** Opening Data listing block **

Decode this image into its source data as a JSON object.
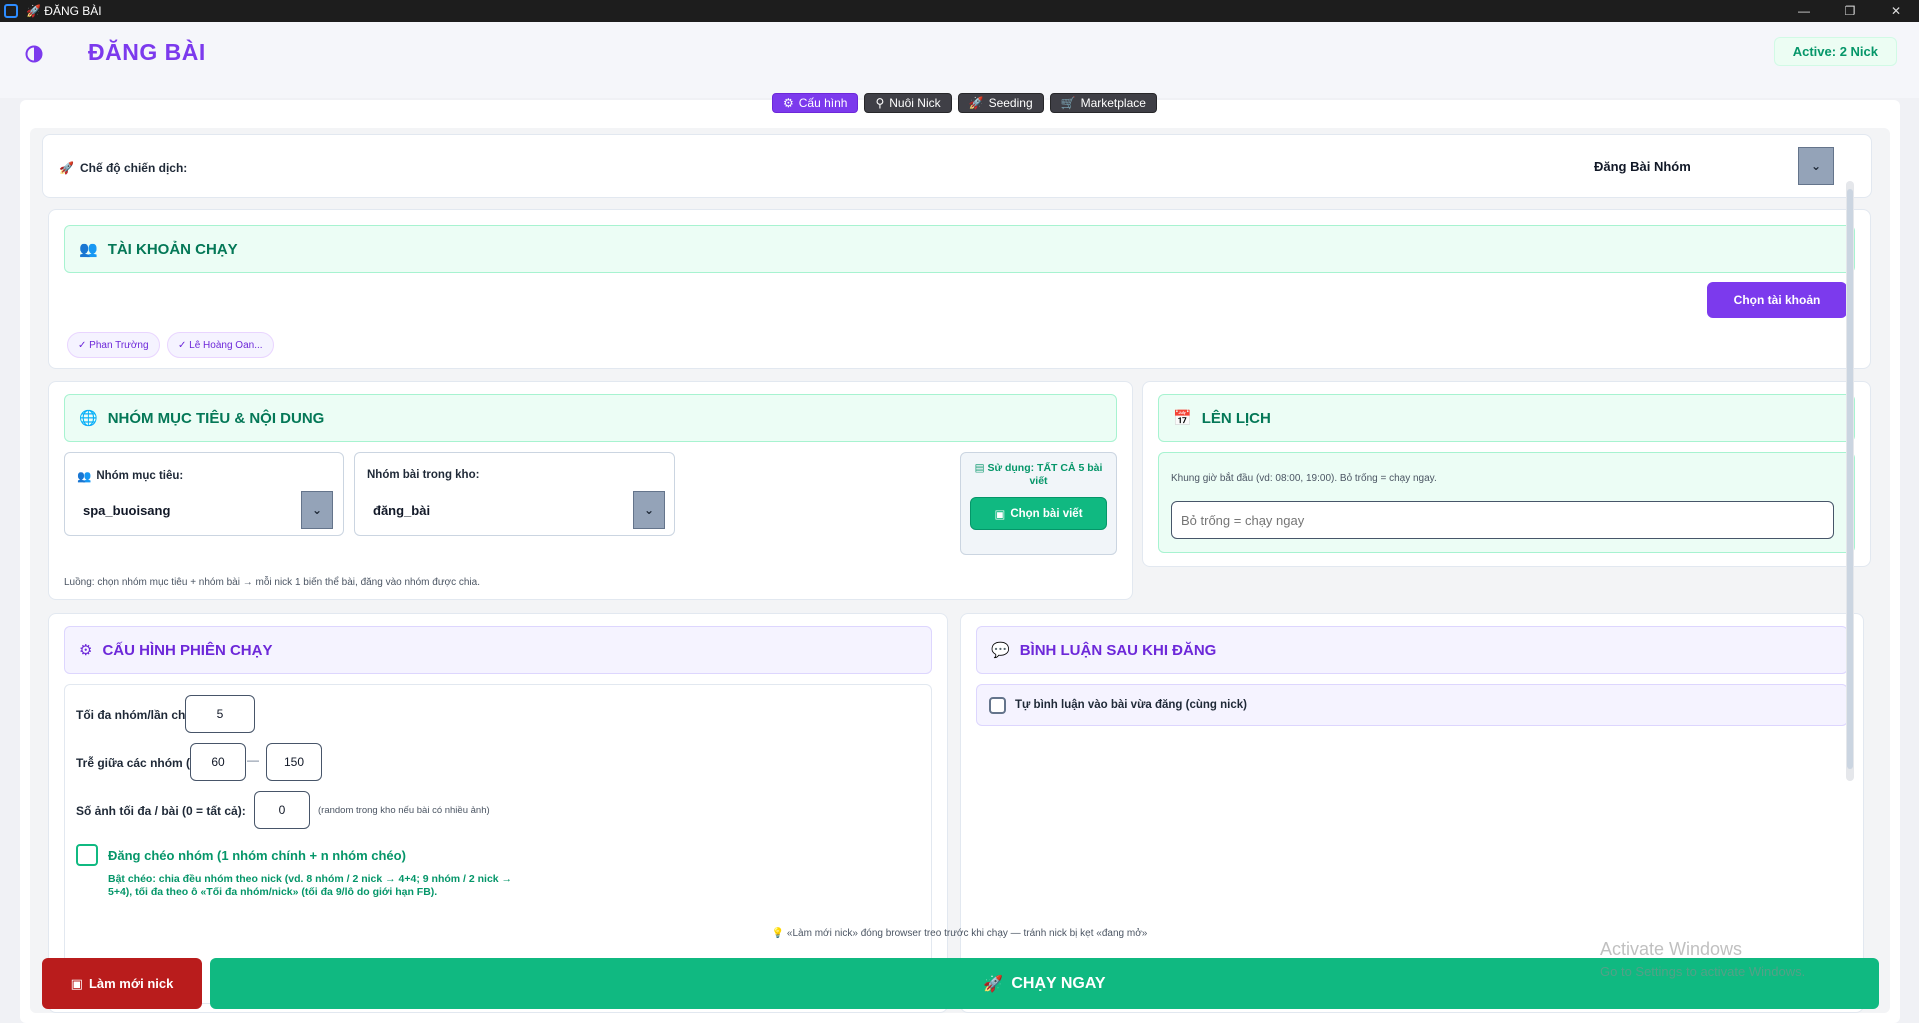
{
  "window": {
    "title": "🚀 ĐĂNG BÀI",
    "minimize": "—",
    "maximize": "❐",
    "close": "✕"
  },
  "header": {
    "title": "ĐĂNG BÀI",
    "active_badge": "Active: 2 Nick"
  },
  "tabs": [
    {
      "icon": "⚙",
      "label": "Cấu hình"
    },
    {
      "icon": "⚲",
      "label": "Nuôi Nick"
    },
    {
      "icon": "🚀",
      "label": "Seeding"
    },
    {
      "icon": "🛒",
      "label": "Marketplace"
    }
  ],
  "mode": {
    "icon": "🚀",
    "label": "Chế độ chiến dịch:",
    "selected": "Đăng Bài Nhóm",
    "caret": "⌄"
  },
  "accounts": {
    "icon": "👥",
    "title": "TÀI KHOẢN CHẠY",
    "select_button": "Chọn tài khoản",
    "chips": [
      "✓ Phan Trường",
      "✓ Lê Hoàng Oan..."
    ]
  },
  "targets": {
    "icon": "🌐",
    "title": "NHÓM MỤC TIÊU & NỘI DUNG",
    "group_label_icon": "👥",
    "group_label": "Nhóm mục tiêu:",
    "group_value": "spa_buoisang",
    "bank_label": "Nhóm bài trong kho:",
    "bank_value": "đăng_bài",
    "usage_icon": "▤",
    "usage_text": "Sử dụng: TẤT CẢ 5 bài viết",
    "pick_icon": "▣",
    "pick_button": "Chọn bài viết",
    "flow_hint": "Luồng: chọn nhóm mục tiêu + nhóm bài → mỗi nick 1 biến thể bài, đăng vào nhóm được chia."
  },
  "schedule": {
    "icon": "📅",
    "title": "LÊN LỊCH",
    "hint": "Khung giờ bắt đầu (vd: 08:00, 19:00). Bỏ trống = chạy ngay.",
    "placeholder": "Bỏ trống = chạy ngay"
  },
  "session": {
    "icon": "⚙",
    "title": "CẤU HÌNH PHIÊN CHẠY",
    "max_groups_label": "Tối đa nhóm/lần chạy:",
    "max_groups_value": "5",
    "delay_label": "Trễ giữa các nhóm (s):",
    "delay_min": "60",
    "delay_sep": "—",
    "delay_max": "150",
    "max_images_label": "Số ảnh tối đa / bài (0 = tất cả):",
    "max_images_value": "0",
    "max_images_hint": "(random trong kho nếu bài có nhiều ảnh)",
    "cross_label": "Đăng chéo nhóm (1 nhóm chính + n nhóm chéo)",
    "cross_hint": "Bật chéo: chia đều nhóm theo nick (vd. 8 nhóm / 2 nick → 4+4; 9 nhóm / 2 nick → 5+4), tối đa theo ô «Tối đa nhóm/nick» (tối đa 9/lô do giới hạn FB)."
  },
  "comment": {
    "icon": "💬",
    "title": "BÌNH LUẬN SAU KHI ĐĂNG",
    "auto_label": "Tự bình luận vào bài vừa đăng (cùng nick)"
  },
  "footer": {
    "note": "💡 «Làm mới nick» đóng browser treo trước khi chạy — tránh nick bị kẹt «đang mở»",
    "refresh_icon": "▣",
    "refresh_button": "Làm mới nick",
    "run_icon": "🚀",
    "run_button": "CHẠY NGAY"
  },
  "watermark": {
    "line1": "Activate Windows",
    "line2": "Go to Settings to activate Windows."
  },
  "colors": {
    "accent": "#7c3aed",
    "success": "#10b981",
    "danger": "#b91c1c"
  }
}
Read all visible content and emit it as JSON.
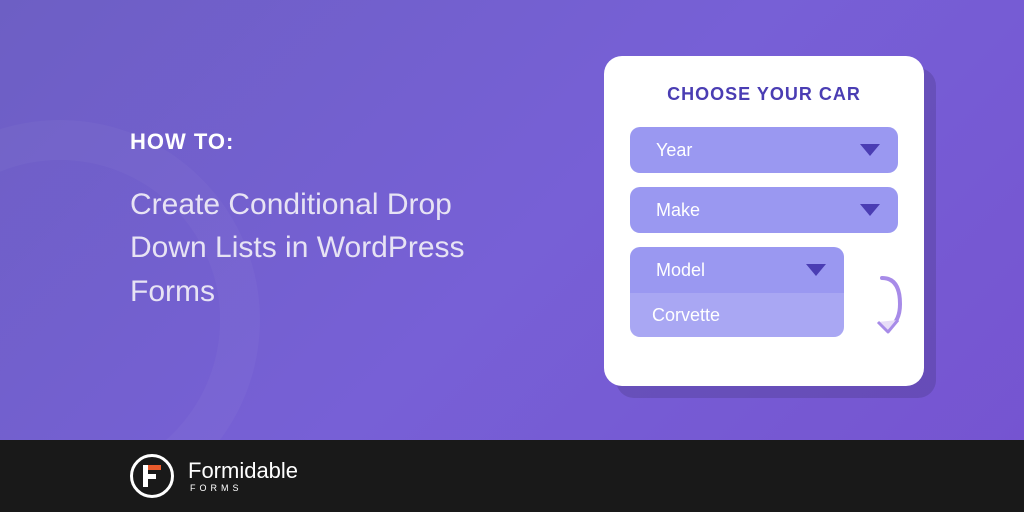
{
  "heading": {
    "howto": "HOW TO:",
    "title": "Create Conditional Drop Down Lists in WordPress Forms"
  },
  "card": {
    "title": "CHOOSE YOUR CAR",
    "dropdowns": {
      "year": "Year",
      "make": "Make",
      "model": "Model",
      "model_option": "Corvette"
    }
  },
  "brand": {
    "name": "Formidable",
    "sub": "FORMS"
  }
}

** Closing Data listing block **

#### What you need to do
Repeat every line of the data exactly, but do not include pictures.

#### Exercise answer
Decode this image into its source data as a JSON object.
{
  "window": {
    "title": "🚀 ĐĂNG BÀI",
    "minimize": "—",
    "maximize": "❐",
    "close": "✕"
  },
  "header": {
    "title": "ĐĂNG BÀI",
    "active_badge": "Active: 2 Nick"
  },
  "tabs": [
    {
      "icon": "⚙",
      "label": "Cấu hình"
    },
    {
      "icon": "⚲",
      "label": "Nuôi Nick"
    },
    {
      "icon": "🚀",
      "label": "Seeding"
    },
    {
      "icon": "🛒",
      "label": "Marketplace"
    }
  ],
  "mode": {
    "icon": "🚀",
    "label": "Chế độ chiến dịch:",
    "selected": "Đăng Bài Nhóm",
    "caret": "⌄"
  },
  "accounts": {
    "icon": "👥",
    "title": "TÀI KHOẢN CHẠY",
    "select_button": "Chọn tài khoản",
    "chips": [
      "✓ Phan Trường",
      "✓ Lê Hoàng Oan..."
    ]
  },
  "targets": {
    "icon": "🌐",
    "title": "NHÓM MỤC TIÊU & NỘI DUNG",
    "group_label_icon": "👥",
    "group_label": "Nhóm mục tiêu:",
    "group_value": "spa_buoisang",
    "bank_label": "Nhóm bài trong kho:",
    "bank_value": "đăng_bài",
    "usage_icon": "▤",
    "usage_text": "Sử dụng: TẤT CẢ 5 bài viết",
    "pick_icon": "▣",
    "pick_button": "Chọn bài viết",
    "flow_hint": "Luồng: chọn nhóm mục tiêu + nhóm bài → mỗi nick 1 biến thể bài, đăng vào nhóm được chia."
  },
  "schedule": {
    "icon": "📅",
    "title": "LÊN LỊCH",
    "hint": "Khung giờ bắt đầu (vd: 08:00, 19:00). Bỏ trống = chạy ngay.",
    "placeholder": "Bỏ trống = chạy ngay"
  },
  "session": {
    "icon": "⚙",
    "title": "CẤU HÌNH PHIÊN CHẠY",
    "max_groups_label": "Tối đa nhóm/lần chạy:",
    "max_groups_value": "5",
    "delay_label": "Trễ giữa các nhóm (s):",
    "delay_min": "60",
    "delay_sep": "—",
    "delay_max": "150",
    "max_images_label": "Số ảnh tối đa / bài (0 = tất cả):",
    "max_images_value": "0",
    "max_images_hint": "(random trong kho nếu bài có nhiều ảnh)",
    "cross_label": "Đăng chéo nhóm (1 nhóm chính + n nhóm chéo)",
    "cross_hint": "Bật chéo: chia đều nhóm theo nick (vd. 8 nhóm / 2 nick → 4+4; 9 nhóm / 2 nick → 5+4), tối đa theo ô «Tối đa nhóm/nick» (tối đa 9/lô do giới hạn FB)."
  },
  "comment": {
    "icon": "💬",
    "title": "BÌNH LUẬN SAU KHI ĐĂNG",
    "auto_label": "Tự bình luận vào bài vừa đăng (cùng nick)"
  },
  "footer": {
    "note": "💡 «Làm mới nick» đóng browser treo trước khi chạy — tránh nick bị kẹt «đang mở»",
    "refresh_icon": "▣",
    "refresh_button": "Làm mới nick",
    "run_icon": "🚀",
    "run_button": "CHẠY NGAY"
  },
  "watermark": {
    "line1": "Activate Windows",
    "line2": "Go to Settings to activate Windows."
  },
  "colors": {
    "accent": "#7c3aed",
    "success": "#10b981",
    "danger": "#b91c1c"
  }
}
Read all visible content and emit it as JSON.
{
  "heading": {
    "howto": "HOW TO:",
    "title": "Create Conditional Drop Down Lists in WordPress Forms"
  },
  "card": {
    "title": "CHOOSE YOUR CAR",
    "dropdowns": {
      "year": "Year",
      "make": "Make",
      "model": "Model",
      "model_option": "Corvette"
    }
  },
  "brand": {
    "name": "Formidable",
    "sub": "FORMS"
  }
}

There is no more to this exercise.